The Relationship between the Government and the Media | Richard Imhoagene - ddttrh.info
NIGERIAN MEDIA LEADERS: VOICES BEYOND THE NEWSROOM is a in the relationship between government and media in the country. Debating Government-Media Relationship, By Yushau A. Shuaib understanding of Nigerians on the ongoing military's intervention in fighting. A multiplicity of media voices can be found in Nigeria largely because of the .. reported serious reservations about Nigeria's government-press relations.
The media and government: Partners in development or sworn adversaries?
This submission I argued, cannot hold if every person is investigating and probing into one another as a reporter, without a law by legislators to protect the people, and the existence of the judiciary to adjudicate over disputes and the executive arm to check excesses and unethical practices.
Such a society, I pointed out can only exist in a jungle, where there are no rules of law but animalistic interpersonal relationship. There is no problem with any government. Antics of some characters in government create the negative perceptions about public institutions. Added to the unbecoming and petty behaviours of some officials in government is the reality that public information management is very weak largely due to unskilled manpower, ill-equipped departments and political interference where a seeming straightforward and truthful information is deliberately distorted for egocentric ambitions of principals.
In fact the Freedom of Information Act FOI could not have been a necessity if the public information officers have been allowed to discharge their roles responsibly and professionally. A study and adherence to basic principles of Public Relations could be a clear guide for spokespersons rather than the fire brigade approach and combatant posture of such image managers to simple issue management. Therefore spokespersons, as the intermediaries between the government and the media, should not only rely on prerequisite and relevant qualifications and experiences but should have humane temperaments and friendly dispositions while discharging their responsibilities.
And contrary to the disposition in his first coming, when he felt that freedom of the press must be tampered with, the President has turned full circle. His democratic convictions have also come with a realization, understanding and appreciation of the roles of free media in the evolution of a new Nigeria.
The President is now in a democratic mode, and has asked for the right hand of fellowship of the media.Nigerian politics
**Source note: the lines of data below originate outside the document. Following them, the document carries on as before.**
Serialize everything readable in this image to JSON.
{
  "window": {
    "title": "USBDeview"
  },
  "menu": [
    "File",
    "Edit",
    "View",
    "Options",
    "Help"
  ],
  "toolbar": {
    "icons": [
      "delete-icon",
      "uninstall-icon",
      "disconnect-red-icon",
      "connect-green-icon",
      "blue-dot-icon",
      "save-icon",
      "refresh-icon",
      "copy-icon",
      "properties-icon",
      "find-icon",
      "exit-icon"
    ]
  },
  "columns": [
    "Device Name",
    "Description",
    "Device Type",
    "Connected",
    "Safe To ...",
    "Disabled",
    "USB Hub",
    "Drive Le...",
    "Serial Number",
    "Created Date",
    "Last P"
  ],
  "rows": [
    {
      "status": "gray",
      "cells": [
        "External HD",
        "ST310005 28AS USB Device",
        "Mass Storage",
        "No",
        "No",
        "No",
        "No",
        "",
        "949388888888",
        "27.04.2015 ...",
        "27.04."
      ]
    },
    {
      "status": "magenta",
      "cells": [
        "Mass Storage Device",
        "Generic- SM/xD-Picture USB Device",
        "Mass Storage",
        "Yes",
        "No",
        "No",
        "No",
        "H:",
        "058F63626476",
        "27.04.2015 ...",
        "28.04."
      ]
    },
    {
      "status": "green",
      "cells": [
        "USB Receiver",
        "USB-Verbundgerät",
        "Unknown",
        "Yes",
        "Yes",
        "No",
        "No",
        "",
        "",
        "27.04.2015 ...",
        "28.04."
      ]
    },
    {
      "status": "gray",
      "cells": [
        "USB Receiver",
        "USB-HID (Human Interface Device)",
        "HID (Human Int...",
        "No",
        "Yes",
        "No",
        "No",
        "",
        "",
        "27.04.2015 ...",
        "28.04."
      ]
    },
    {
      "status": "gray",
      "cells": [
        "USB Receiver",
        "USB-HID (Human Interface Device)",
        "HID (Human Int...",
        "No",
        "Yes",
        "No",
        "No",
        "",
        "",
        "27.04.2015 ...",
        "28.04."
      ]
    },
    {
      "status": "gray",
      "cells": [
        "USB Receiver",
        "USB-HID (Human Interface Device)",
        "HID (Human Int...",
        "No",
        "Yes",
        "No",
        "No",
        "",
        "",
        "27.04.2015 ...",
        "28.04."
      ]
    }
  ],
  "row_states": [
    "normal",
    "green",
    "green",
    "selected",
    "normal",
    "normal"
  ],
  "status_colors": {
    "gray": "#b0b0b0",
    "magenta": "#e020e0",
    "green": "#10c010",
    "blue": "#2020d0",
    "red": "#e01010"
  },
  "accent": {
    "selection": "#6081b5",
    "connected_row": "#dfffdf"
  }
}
And, what has the government done to display sincerity, and set the tone for collaboration with the media? It is striving to engender an environment that encourages freedom of the press.
There is free access to information and no journalist is harassed or intimated, at least not from official circles. This will be maintained in the months and years ahead. In fact, no effort will be spared to assist journalists do their work as professionally as possible. Permit me to sound like a salesman for a couple of minutes. Yes, as Special Adviser on Media and Publicity to the President, I should be able to sell my principal and his ideals, or get the hell out of the job.
They sponsored all manner of falsehood and smear campaigns against the then APC candidate, Muhammadu Buhari. In fact, they were in mortal fear of the man, and threw everything at him, including the kitchen sink.
Managing Government, Media Relationship
However, all the efforts failed. On TV, radio, in newspapers, on the Internet, despite the dangling of financial inducement and patronages, the yearnings of the Nigerian people were still clearly portrayed. The rest, as they say, is history.
Shortly after his election, President Buhari, in a meeting with the press, acknowledged the key role they played in bringing about the much desired change in the country.
He thanked them for standing by him, for their support, even when he had no cash to dole out, unlike those he contested against. He also promised to work hand-in-hand with the press. And that is where we are now, as the promises are being kept to the letter.
Very significantly, on his very first day at the Presidential Villa, the President visited the State House Press Corps, where he interacted with them, and solicited their support. In this dispensation, the public and the press can expect statements on any issue of national concern, without having to rely on speculation or rumor. It is the right of the public to know. And we, the media managers of the President, are guided by that fact.
For us, it is a credo. If any issue of national importance arises, you can be sure that a press statement would soon provide further information and clarity. Gradually, this strategy should soon lay to rest the sad culture of a section of the media publishing speculations that eventually turn out to be false.
It was, therefore, another opportunity for goons and military apologist to rise to sensitive political offices on a platter of gold. The major achievement was to have sent the military to their traditional base before facing the unfolding realities of politics in the country.
It is easier for the media to strive in a democratic system despite the obvious institutional challenges it has to contend with.
The media and government: Partners in development or sworn adversaries? - Vanguard News Nigeria
With military rule naturally phasing out, the coast becomes clearer for a thriving working relationship between the government and the media.
But our present leadership at all levels must apply a meticulous caution to keep the putschists permanently at bay. To win the heart of Nigerians, our political leaders must ensure that they manage the state coffers with a sense of responsibility. They must realise that the media are corporate partners in the process of governance. They must not treat the media as enemies because the media is vested with the constitutional mandate of checking the excesses of power and holding political leaders accountable to their sworn mandate.
Managing post election tensions has always been a difficult task for Nigerians as cases of betrayal of trust, witch-hunting and other forms of mutual suspicion always rear their ugly heads. Lack of political ideology also devalues our political system, making politics a game of self appropriation rather than service.